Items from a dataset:
########################################
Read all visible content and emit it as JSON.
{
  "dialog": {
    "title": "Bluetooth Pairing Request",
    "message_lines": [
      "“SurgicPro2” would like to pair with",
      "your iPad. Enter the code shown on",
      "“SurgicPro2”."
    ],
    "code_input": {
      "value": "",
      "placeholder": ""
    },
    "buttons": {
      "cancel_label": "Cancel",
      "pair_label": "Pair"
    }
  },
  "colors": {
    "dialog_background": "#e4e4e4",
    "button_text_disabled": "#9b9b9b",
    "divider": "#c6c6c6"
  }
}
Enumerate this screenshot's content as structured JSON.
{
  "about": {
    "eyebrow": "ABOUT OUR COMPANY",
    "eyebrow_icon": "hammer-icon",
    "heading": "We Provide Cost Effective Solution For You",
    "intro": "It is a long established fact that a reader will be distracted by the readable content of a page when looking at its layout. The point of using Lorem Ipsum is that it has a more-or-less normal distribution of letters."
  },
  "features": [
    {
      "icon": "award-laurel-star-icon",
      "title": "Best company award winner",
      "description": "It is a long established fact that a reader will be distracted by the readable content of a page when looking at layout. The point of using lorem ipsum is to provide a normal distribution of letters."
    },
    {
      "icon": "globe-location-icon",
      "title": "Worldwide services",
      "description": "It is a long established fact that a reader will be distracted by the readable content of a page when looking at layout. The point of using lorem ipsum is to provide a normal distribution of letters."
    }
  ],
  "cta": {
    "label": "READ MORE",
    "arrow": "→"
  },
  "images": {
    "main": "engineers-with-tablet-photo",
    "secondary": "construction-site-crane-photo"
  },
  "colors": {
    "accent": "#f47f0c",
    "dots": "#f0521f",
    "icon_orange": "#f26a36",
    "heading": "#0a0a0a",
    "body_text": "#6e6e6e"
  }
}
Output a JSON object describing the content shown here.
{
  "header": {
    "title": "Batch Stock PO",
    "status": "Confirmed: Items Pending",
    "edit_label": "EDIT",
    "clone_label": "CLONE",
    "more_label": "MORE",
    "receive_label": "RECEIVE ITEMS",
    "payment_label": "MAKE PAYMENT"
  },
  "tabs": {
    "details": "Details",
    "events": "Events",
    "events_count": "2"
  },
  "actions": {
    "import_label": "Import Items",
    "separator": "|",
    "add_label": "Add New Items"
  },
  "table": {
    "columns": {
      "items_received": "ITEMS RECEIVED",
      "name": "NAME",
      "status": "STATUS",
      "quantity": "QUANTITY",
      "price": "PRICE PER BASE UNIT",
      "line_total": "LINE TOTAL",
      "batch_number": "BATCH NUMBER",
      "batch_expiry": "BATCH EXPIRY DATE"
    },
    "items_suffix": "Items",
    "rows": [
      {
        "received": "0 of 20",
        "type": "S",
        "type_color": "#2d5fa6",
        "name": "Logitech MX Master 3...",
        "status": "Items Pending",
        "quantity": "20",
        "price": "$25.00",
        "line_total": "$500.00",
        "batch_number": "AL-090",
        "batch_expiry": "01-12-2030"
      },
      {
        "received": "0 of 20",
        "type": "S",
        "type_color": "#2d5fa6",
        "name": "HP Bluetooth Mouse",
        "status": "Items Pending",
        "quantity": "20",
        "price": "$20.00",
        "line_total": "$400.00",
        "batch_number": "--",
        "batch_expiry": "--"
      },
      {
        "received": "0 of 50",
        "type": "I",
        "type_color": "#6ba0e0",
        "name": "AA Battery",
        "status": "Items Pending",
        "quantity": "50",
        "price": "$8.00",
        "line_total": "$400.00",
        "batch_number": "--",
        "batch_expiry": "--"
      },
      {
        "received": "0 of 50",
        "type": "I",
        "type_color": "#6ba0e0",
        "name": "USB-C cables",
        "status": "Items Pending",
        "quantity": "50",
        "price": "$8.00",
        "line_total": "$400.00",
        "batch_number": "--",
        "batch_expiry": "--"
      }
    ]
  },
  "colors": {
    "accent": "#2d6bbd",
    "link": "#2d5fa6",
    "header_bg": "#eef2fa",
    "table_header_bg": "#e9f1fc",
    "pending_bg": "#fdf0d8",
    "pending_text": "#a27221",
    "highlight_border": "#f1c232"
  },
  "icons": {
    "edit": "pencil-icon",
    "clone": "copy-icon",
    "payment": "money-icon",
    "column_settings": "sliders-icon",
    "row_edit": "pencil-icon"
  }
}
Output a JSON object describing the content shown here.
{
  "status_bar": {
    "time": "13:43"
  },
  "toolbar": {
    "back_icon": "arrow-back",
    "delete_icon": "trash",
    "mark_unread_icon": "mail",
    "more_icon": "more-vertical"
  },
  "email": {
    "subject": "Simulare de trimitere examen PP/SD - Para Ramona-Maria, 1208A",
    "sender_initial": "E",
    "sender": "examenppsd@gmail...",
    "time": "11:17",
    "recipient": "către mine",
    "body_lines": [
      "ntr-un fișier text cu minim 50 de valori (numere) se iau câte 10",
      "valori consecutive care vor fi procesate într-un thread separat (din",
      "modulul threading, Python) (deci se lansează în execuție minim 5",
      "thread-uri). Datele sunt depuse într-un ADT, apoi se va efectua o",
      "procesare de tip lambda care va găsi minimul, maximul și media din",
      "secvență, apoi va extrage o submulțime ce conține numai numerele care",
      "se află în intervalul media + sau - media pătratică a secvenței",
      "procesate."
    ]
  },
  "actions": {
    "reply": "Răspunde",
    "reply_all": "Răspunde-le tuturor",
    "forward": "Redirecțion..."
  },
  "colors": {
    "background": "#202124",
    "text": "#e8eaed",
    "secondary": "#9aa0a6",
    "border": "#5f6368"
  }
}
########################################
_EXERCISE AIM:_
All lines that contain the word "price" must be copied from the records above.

_RESPONSE AREA:_
      "price": "PRICE PER BASE UNIT",
        "price": "$25.00",
        "price": "$20.00",
        "price": "$8.00",
        "price": "$8.00",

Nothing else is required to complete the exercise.